Element data from apps and pages

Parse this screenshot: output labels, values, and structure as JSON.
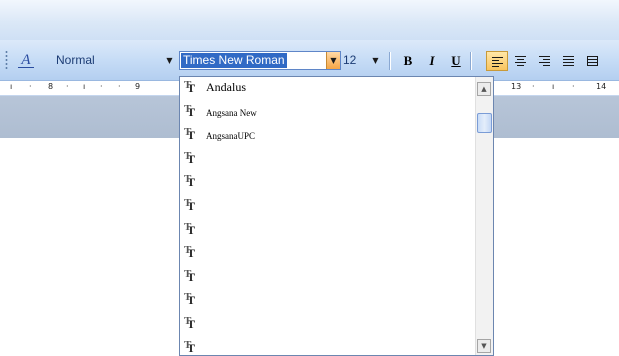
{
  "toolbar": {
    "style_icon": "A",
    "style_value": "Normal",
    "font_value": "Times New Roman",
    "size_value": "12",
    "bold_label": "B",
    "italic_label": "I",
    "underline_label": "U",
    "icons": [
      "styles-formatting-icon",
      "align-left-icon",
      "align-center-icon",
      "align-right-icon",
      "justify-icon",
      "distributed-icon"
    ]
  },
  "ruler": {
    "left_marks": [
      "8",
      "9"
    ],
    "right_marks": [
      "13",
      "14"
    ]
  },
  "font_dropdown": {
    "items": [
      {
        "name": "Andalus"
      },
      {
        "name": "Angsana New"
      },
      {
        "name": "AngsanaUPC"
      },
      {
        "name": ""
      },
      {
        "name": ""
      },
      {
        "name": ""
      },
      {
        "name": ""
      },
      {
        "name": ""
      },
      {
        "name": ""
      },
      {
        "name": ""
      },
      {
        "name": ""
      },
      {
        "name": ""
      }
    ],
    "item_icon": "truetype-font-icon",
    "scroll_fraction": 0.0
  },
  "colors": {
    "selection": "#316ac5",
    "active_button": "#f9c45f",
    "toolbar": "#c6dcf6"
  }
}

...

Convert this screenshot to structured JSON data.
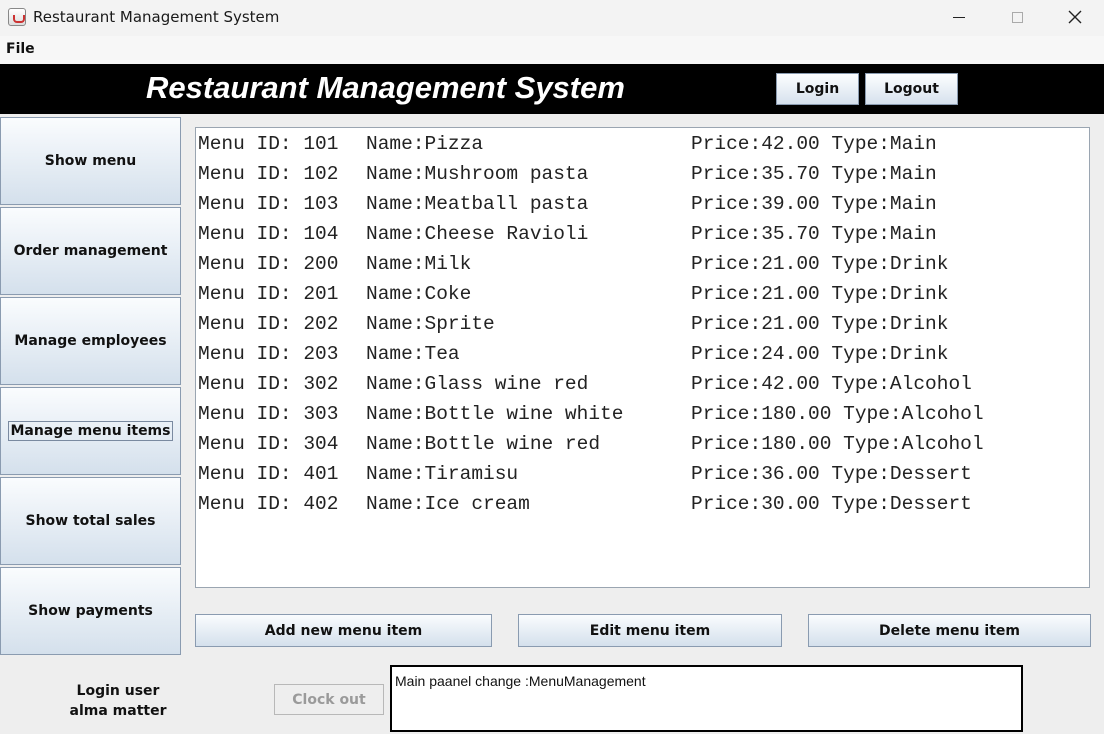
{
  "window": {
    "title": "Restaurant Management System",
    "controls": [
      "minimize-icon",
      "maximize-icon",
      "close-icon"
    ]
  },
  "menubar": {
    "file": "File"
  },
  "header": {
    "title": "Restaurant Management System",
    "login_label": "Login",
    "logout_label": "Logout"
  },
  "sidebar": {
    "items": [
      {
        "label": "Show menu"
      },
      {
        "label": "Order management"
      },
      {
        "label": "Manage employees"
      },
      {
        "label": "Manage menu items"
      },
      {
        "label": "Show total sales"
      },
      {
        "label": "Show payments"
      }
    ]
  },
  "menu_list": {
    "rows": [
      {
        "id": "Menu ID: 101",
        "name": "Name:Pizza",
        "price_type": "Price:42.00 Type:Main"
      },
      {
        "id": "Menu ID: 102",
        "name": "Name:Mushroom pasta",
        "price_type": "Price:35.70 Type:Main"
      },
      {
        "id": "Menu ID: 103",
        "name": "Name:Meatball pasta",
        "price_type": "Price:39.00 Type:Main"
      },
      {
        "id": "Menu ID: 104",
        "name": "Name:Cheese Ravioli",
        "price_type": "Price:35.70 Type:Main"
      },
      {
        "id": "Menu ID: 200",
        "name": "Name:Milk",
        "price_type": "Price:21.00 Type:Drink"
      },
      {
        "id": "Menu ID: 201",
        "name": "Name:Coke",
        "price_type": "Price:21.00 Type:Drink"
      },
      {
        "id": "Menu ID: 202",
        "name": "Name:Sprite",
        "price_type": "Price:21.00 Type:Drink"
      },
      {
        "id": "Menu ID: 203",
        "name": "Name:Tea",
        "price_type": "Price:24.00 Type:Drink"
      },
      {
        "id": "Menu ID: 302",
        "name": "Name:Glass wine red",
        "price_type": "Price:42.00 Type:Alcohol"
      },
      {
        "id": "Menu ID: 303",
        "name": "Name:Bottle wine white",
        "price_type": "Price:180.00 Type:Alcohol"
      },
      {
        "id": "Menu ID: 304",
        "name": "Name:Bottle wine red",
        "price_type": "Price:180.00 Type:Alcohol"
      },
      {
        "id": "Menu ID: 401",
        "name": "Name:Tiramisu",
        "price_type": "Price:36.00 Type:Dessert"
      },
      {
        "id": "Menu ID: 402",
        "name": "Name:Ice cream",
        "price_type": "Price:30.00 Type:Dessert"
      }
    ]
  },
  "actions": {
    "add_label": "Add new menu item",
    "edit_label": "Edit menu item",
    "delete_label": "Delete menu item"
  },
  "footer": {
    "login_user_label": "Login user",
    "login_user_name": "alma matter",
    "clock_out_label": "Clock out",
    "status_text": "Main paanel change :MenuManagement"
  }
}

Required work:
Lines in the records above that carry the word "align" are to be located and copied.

Response area:
      "align-left-icon",
      "align-center-icon",
      "align-right-icon",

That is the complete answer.